Pretty crazy to think of the impact a show like “Wheel of Fortune” has had on television when you consider all of Merv Griffin’s achievements. It’s crazier still to think that the whole thing stemmed from a memory he shared with his sister during a car ride.

“Wheel of Fortune” Creator Merv Griffin Invents “Jeopardy!”

It’s hard to believe, but before “Wheel of Fortune” came along, the media icon came up with the idea for the long-running trivia game show “Jeopardy!” as well. Or did he? Interestingly enough, Celebritynetworth.com reports that it was actually his wife Julann who came up with the concept for “Jeopardy!” during a flight to New York.
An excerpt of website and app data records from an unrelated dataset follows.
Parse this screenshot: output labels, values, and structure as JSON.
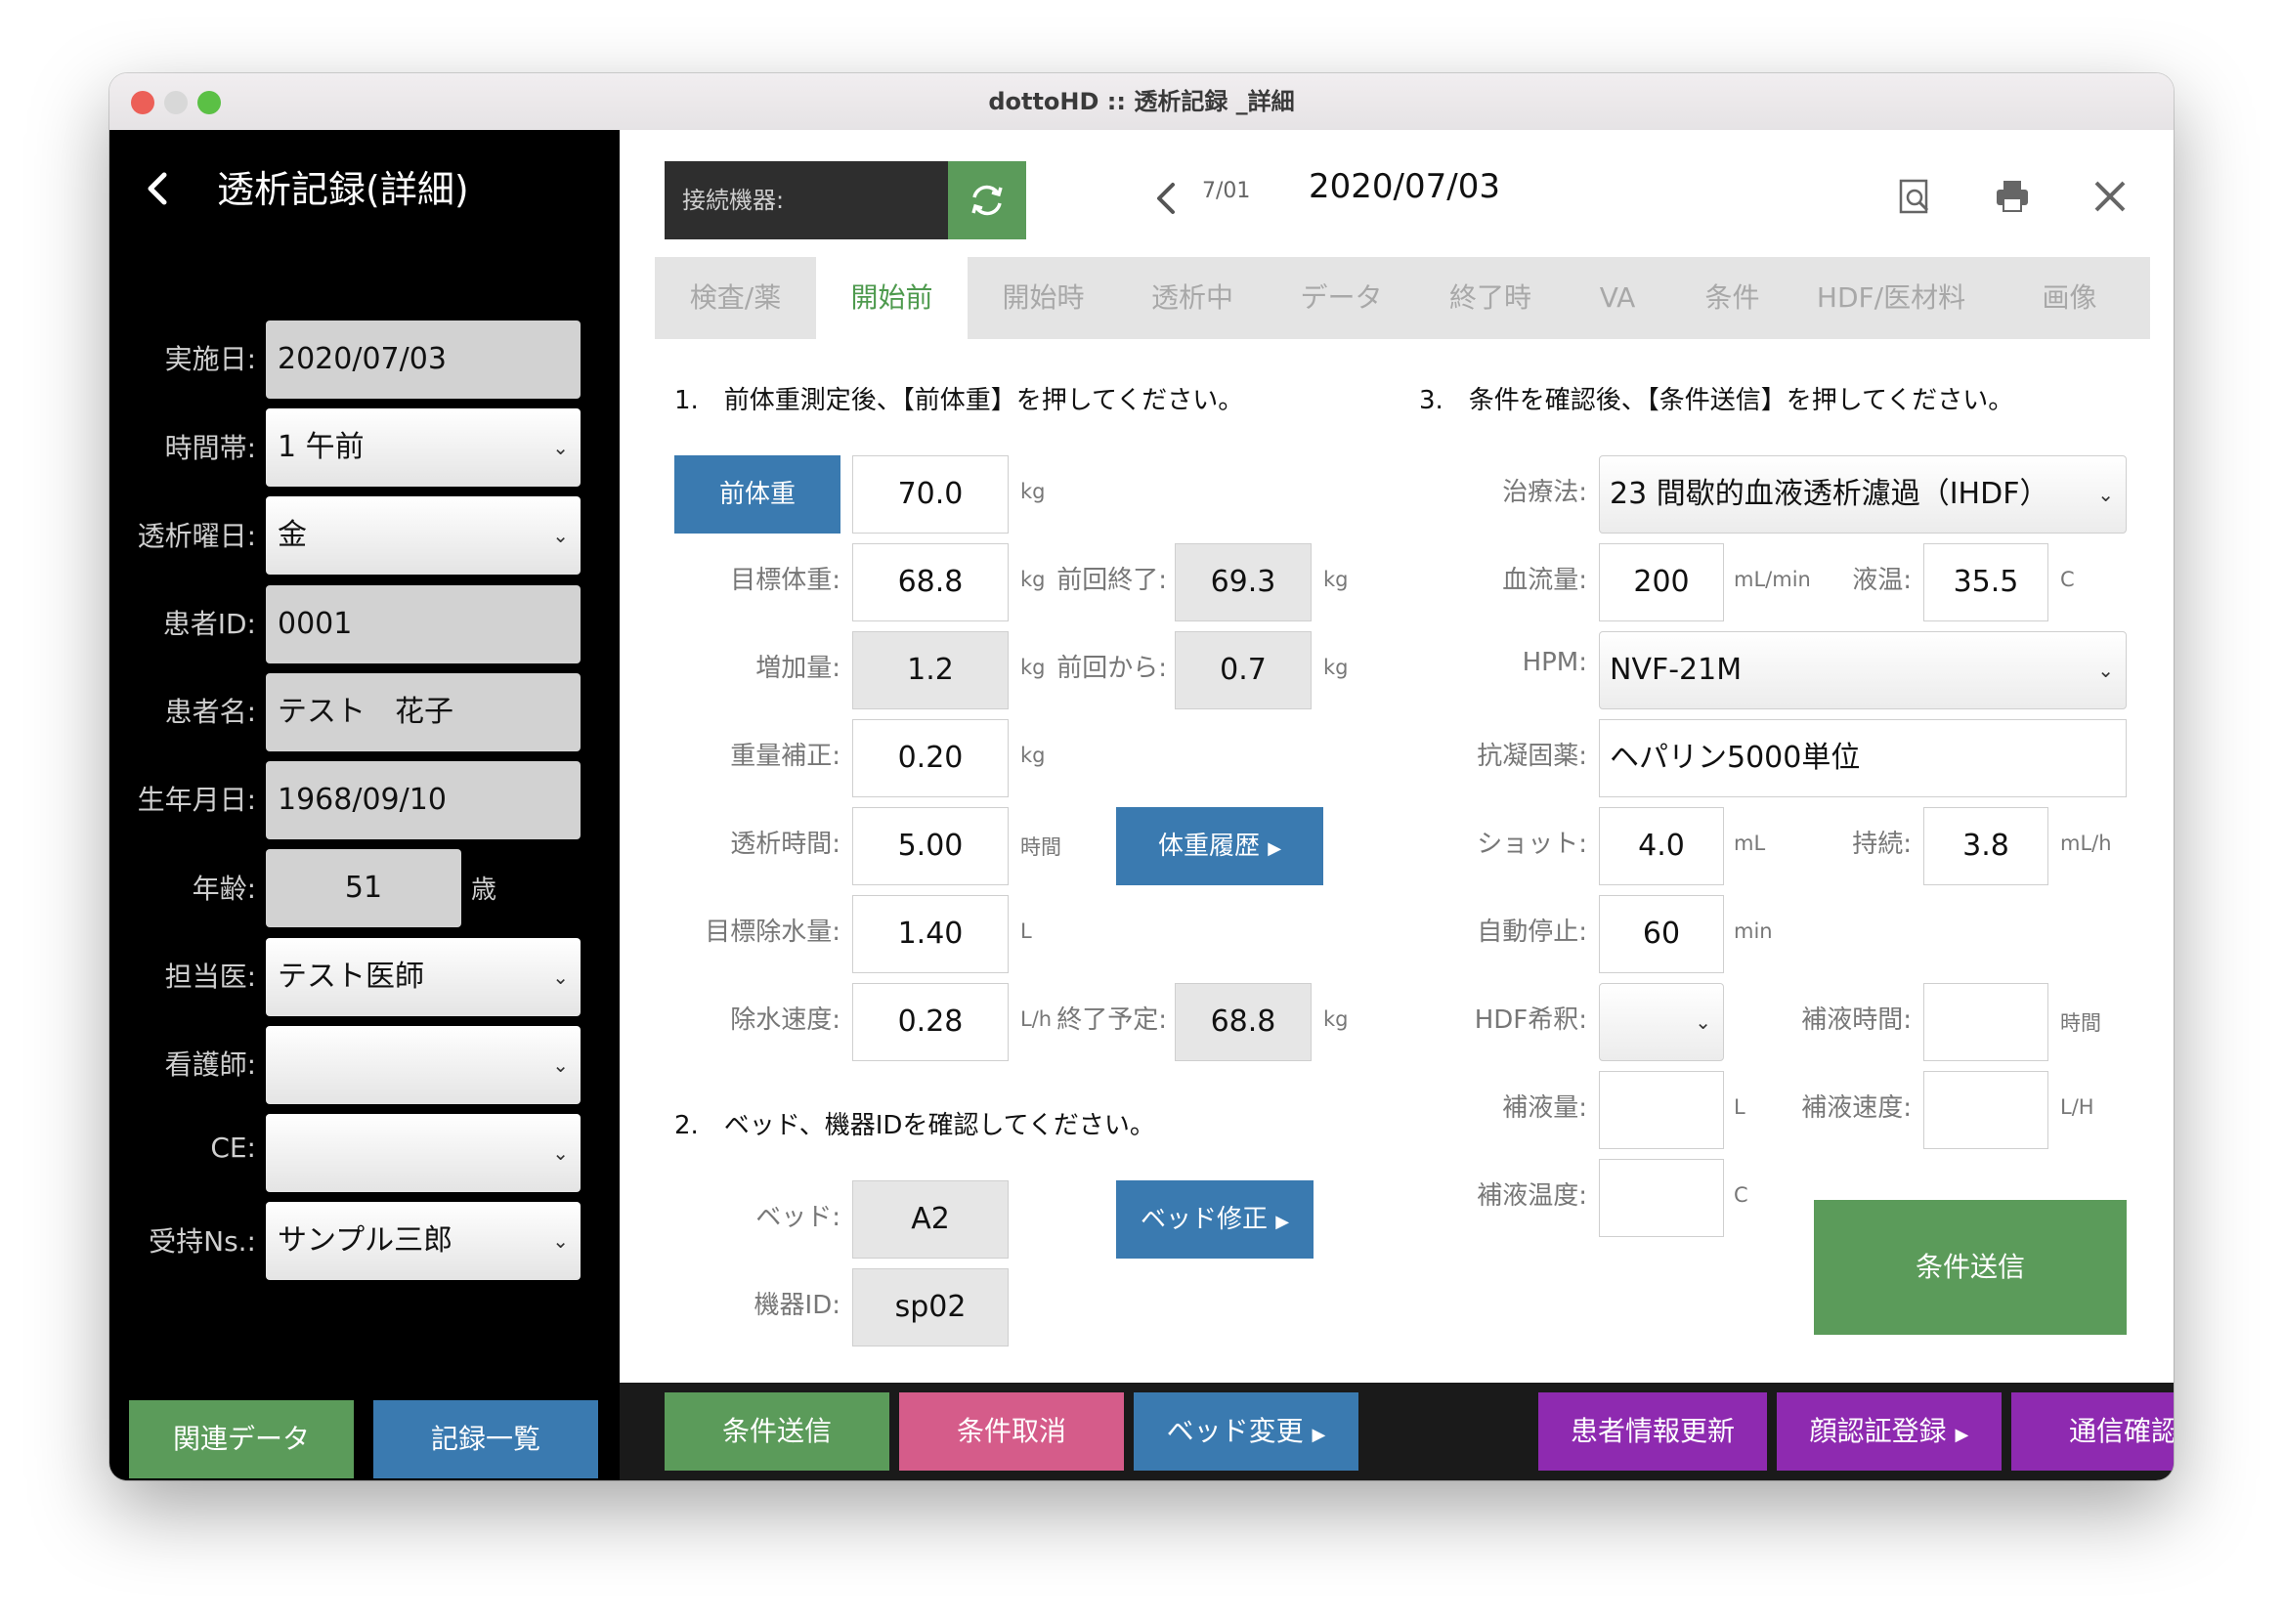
{
  "window": {
    "title": "dottoHD :: 透析記録 _詳細"
  },
  "sidebar": {
    "title": "透析記録(詳細)",
    "fields": [
      {
        "label": "実施日:",
        "value": "2020/07/03",
        "type": "readonly"
      },
      {
        "label": "時間帯:",
        "value": "1 午前",
        "type": "select"
      },
      {
        "label": "透析曜日:",
        "value": "金",
        "type": "select"
      },
      {
        "label": "患者ID:",
        "value": "0001",
        "type": "readonly"
      },
      {
        "label": "患者名:",
        "value": "テスト　花子",
        "type": "readonly"
      },
      {
        "label": "生年月日:",
        "value": "1968/09/10",
        "type": "readonly"
      },
      {
        "label": "年齢:",
        "value": "51",
        "unit": "歳",
        "type": "readonly"
      },
      {
        "label": "担当医:",
        "value": "テスト医師",
        "type": "select"
      },
      {
        "label": "看護師:",
        "value": "",
        "type": "select"
      },
      {
        "label": "CE:",
        "value": "",
        "type": "select"
      },
      {
        "label": "受持Ns.:",
        "value": "サンプル三郎",
        "type": "select"
      }
    ],
    "buttons": {
      "related": "関連データ",
      "records": "記録一覧"
    }
  },
  "header": {
    "device_label": "接続機器:",
    "page_counter": "7/01",
    "date": "2020/07/03"
  },
  "tabs": [
    "検査/薬",
    "開始前",
    "開始時",
    "透析中",
    "データ",
    "終了時",
    "VA",
    "条件",
    "HDF/医材料",
    "画像"
  ],
  "active_tab": 1,
  "section1": {
    "instruction": "1.　前体重測定後、【前体重】を押してください。",
    "pre_weight_button": "前体重",
    "pre_weight": "70.0",
    "target_weight_label": "目標体重:",
    "target_weight": "68.8",
    "prev_end_label": "前回終了:",
    "prev_end": "69.3",
    "increase_label": "増加量:",
    "increase": "1.2",
    "from_prev_label": "前回から:",
    "from_prev": "0.7",
    "correction_label": "重量補正:",
    "correction": "0.20",
    "dialysis_time_label": "透析時間:",
    "dialysis_time": "5.00",
    "target_removal_label": "目標除水量:",
    "target_removal": "1.40",
    "removal_rate_label": "除水速度:",
    "removal_rate": "0.28",
    "planned_end_label": "終了予定:",
    "planned_end": "68.8",
    "weight_history_button": "体重履歴",
    "units": {
      "kg": "kg",
      "hours": "時間",
      "liter": "L",
      "lph": "L/h"
    }
  },
  "section2": {
    "instruction": "2.　ベッド、機器IDを確認してください。",
    "bed_label": "ベッド:",
    "bed": "A2",
    "device_id_label": "機器ID:",
    "device_id": "sp02",
    "bed_edit_button": "ベッド修正"
  },
  "section3": {
    "instruction": "3.　条件を確認後、【条件送信】を押してください。",
    "therapy_label": "治療法:",
    "therapy": "23 間歇的血液透析濾過（IHDF）",
    "blood_flow_label": "血流量:",
    "blood_flow": "200",
    "blood_flow_unit": "mL/min",
    "temp_label": "液温:",
    "temp": "35.5",
    "temp_unit": "C",
    "hpm_label": "HPM:",
    "hpm": "NVF-21M",
    "anticoag_label": "抗凝固薬:",
    "anticoag": "ヘパリン5000単位",
    "shot_label": "ショット:",
    "shot": "4.0",
    "shot_unit": "mL",
    "continuous_label": "持続:",
    "continuous": "3.8",
    "continuous_unit": "mL/h",
    "auto_stop_label": "自動停止:",
    "auto_stop": "60",
    "auto_stop_unit": "min",
    "hdf_dilution_label": "HDF希釈:",
    "hdf_dilution": "",
    "sub_time_label": "補液時間:",
    "sub_time": "",
    "sub_time_unit": "時間",
    "sub_volume_label": "補液量:",
    "sub_volume": "",
    "sub_volume_unit": "L",
    "sub_rate_label": "補液速度:",
    "sub_rate": "",
    "sub_rate_unit": "L/H",
    "sub_temp_label": "補液温度:",
    "sub_temp": "",
    "sub_temp_unit": "C",
    "send_button": "条件送信"
  },
  "bottom_bar": {
    "send": "条件送信",
    "cancel": "条件取消",
    "bed_change": "ベッド変更",
    "patient_update": "患者情報更新",
    "face_register": "顔認証登録",
    "comm_check": "通信確認"
  },
  "colors": {
    "green": "#5b9b5a",
    "blue": "#3a7ab0",
    "pink": "#d55c8a",
    "purple": "#8e2ab0"
  }
}
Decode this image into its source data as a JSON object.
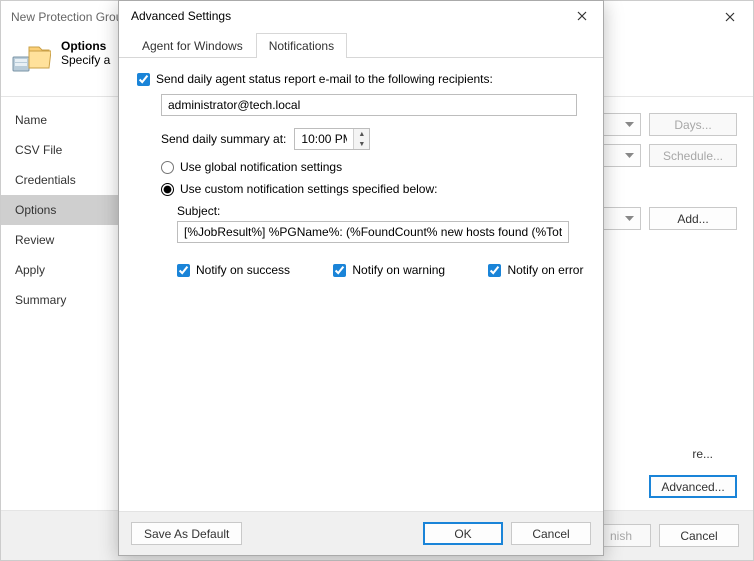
{
  "wizard": {
    "title": "New Protection Group",
    "heading": "Options",
    "subheading": "Specify a",
    "sidebar": [
      "Name",
      "CSV File",
      "Credentials",
      "Options",
      "Review",
      "Apply",
      "Summary"
    ],
    "active_sidebar_index": 3,
    "buttons": {
      "days": "Days...",
      "schedule": "Schedule...",
      "add": "Add...",
      "advanced": "Advanced...",
      "finish": "nish",
      "cancel": "Cancel"
    },
    "truncated_text": "re..."
  },
  "dialog": {
    "title": "Advanced Settings",
    "tabs": [
      "Agent for Windows",
      "Notifications"
    ],
    "active_tab_index": 1,
    "send_report_checkbox": "Send daily agent status report e-mail to the following recipients:",
    "send_report_checked": true,
    "recipients": "administrator@tech.local",
    "summary_label": "Send daily summary at:",
    "summary_time": "10:00 PM",
    "radio_global": "Use global notification settings",
    "radio_custom": "Use custom notification settings specified below:",
    "radio_selected": "custom",
    "subject_label": "Subject:",
    "subject_value": "[%JobResult%] %PGName%: (%FoundCount% new hosts found (%TotalCou",
    "notify_success": "Notify on success",
    "notify_warning": "Notify on warning",
    "notify_error": "Notify on error",
    "notify_success_checked": true,
    "notify_warning_checked": true,
    "notify_error_checked": true,
    "buttons": {
      "save_default": "Save As Default",
      "ok": "OK",
      "cancel": "Cancel"
    }
  }
}
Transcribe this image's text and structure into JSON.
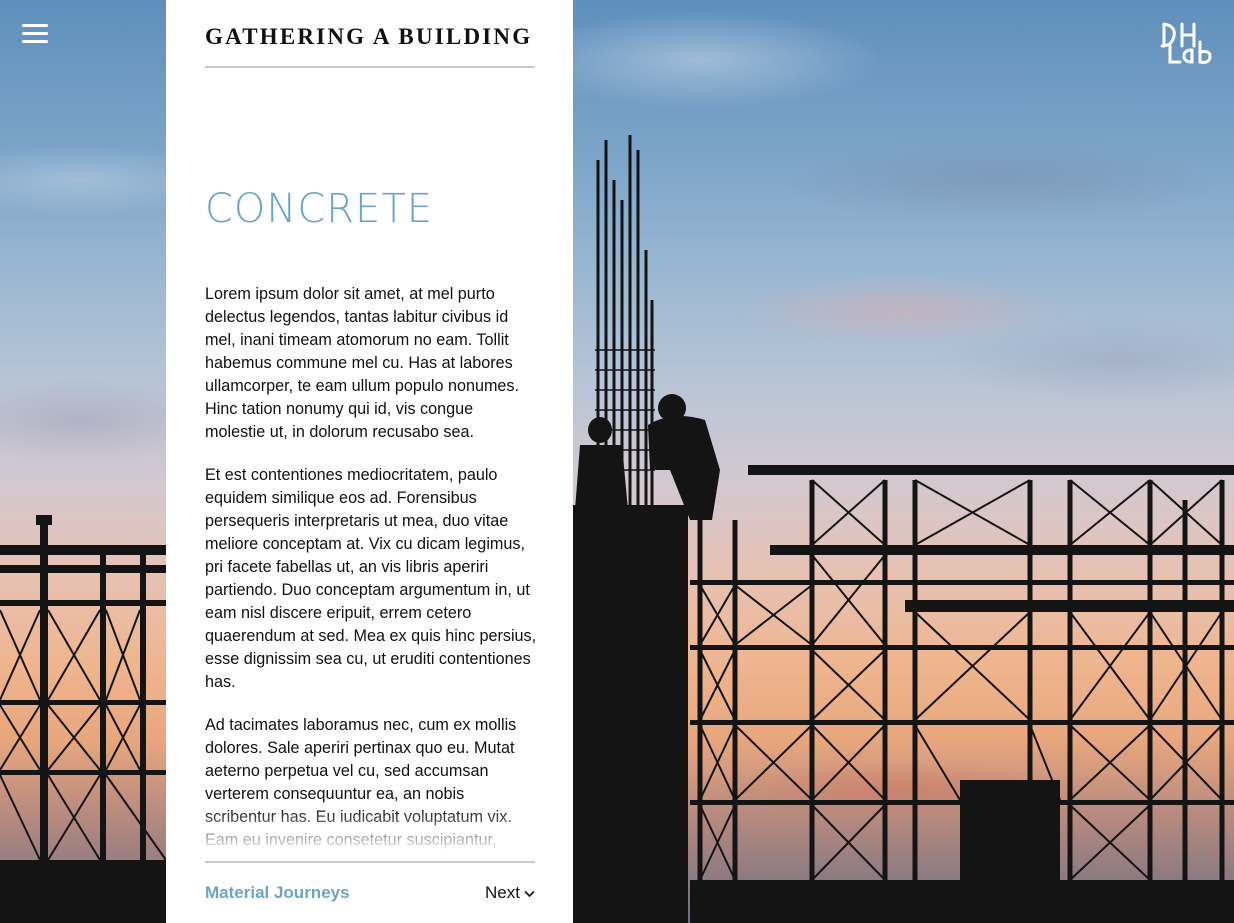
{
  "header": {
    "site_title": "GATHERING A BUILDING",
    "menu_icon": "hamburger-menu-icon",
    "logo_text": "DH Lab"
  },
  "article": {
    "heading": "CONCRETE",
    "paragraphs": [
      "Lorem ipsum dolor sit amet, at mel purto delectus legendos, tantas labitur civibus id mel, inani timeam atomorum no eam. Tollit habemus commune mel cu. Has at labores ullamcorper, te eam ullum populo nonumes. Hinc tation nonumy qui id, vis congue molestie ut, in dolorum recusabo sea.",
      "Et est contentiones mediocritatem, paulo equidem similique eos ad. Forensibus persequeris interpretaris ut mea, duo vitae meliore conceptam at. Vix cu dicam legimus, pri facete fabellas ut, an vis libris aperiri partiendo. Duo conceptam argumentum in, ut eam nisl discere eripuit, errem cetero quaerendum at sed. Mea ex quis hinc persius, esse dignissim sea cu, ut eruditi contentiones has.",
      "Ad tacimates laboramus nec, cum ex mollis dolores. Sale aperiri pertinax quo eu. Mutat aeterno perpetua vel cu, sed accumsan verterem consequuntur ea, an nobis scribentur has. Eu iudicabit voluptatum vix. Eam eu invenire consetetur suscipiantur,"
    ]
  },
  "footer": {
    "journey_link": "Material Journeys",
    "next_label": "Next",
    "next_icon": "chevron-down-icon"
  },
  "colors": {
    "accent": "#6aa5c8",
    "panel_bg": "#ffffff",
    "text": "#111111",
    "rule": "#c9c9c9"
  }
}
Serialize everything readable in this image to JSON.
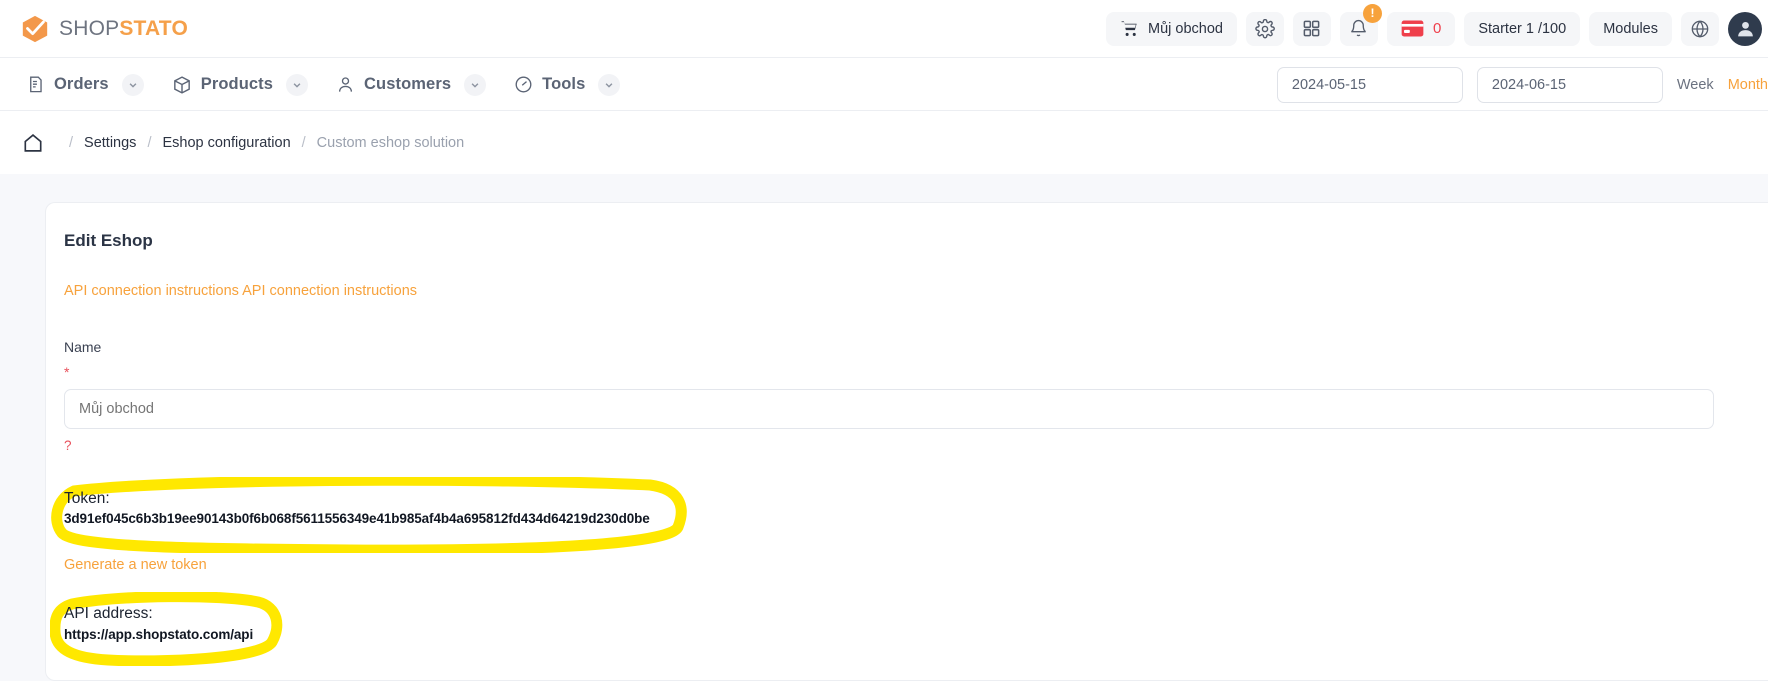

The show as we know it today didn’t come about until 1984 with the legendary Alex Trebek at the helm. But Merv Griffin pioneered the concept and the original show debuted in 1964, running until 1975.

Far from a one-trick pony, Merv Griffin supposedly wrote the music for “Final Jeopardy” in 30 seconds. It’s the same tune that persists to this day. Merv Griffin told The New York Times in 2005 that he had claimed $70-$80 million in royalty profits from the theme music alone.

Outsider.com